### PROVIDED RECORDS
=== Begin Enclosure ===

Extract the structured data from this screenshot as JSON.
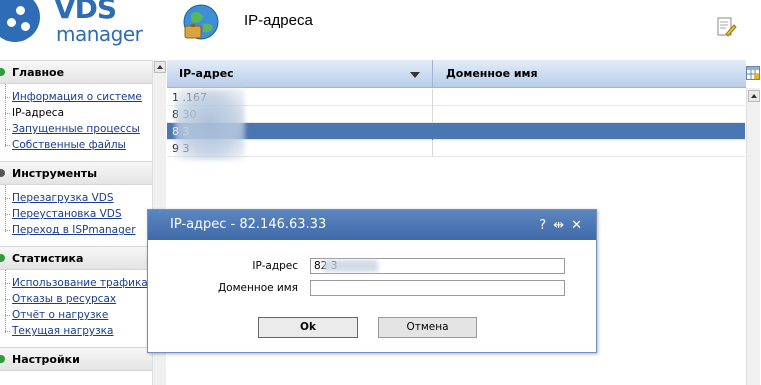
{
  "brand": {
    "line1": "VDS",
    "line2": "manager",
    "color": "#2e6db5"
  },
  "header": {
    "title": "IP-адреса",
    "icon": "globe-icon",
    "action_icon": "edit-document-icon"
  },
  "sidebar": {
    "sections": [
      {
        "title": "Главное",
        "mark_color": "#2f9d3a",
        "items": [
          {
            "label": "Информация о системе",
            "link": true
          },
          {
            "label": "IP-адреса",
            "link": false
          },
          {
            "label": "Запущенные процессы",
            "link": true
          },
          {
            "label": "Собственные файлы",
            "link": true
          }
        ]
      },
      {
        "title": "Инструменты",
        "mark_color": "#555555",
        "items": [
          {
            "label": "Перезагрузка VDS",
            "link": true
          },
          {
            "label": "Переустановка VDS",
            "link": true
          },
          {
            "label": "Переход в ISPmanager",
            "link": true
          }
        ]
      },
      {
        "title": "Статистика",
        "mark_color": "#2f9d3a",
        "items": [
          {
            "label": "Использование трафика",
            "link": true
          },
          {
            "label": "Отказы в ресурсах",
            "link": true
          },
          {
            "label": "Отчёт о нагрузке",
            "link": true
          },
          {
            "label": "Текущая нагрузка",
            "link": true
          }
        ]
      },
      {
        "title": "Настройки",
        "mark_color": "#2f9d3a",
        "items": []
      }
    ]
  },
  "table": {
    "columns": [
      "IP-адрес",
      "Доменное имя"
    ],
    "sort_column": 0,
    "rows": [
      {
        "ip": "1             .167",
        "domain": ""
      },
      {
        "ip": "8              30",
        "domain": ""
      },
      {
        "ip": "8              3",
        "domain": "",
        "selected": true
      },
      {
        "ip": "9              3",
        "domain": ""
      }
    ]
  },
  "dialog": {
    "title": "IP-адрес - 82.146.63.33",
    "tools": [
      "?",
      "⇹",
      "✕"
    ],
    "fields": [
      {
        "label": "IP-адрес",
        "value": "82           3"
      },
      {
        "label": "Доменное имя",
        "value": ""
      }
    ],
    "ok_label": "Ok",
    "cancel_label": "Отмена"
  },
  "colors": {
    "accent": "#4a76b1",
    "selected_row": "#4a76b1",
    "dialog_title": "#4a75b3"
  }
}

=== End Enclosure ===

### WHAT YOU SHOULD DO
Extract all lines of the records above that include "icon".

### ANSWER FOR THE TASK
    "icon": "globe-icon",
    "action_icon": "edit-document-icon"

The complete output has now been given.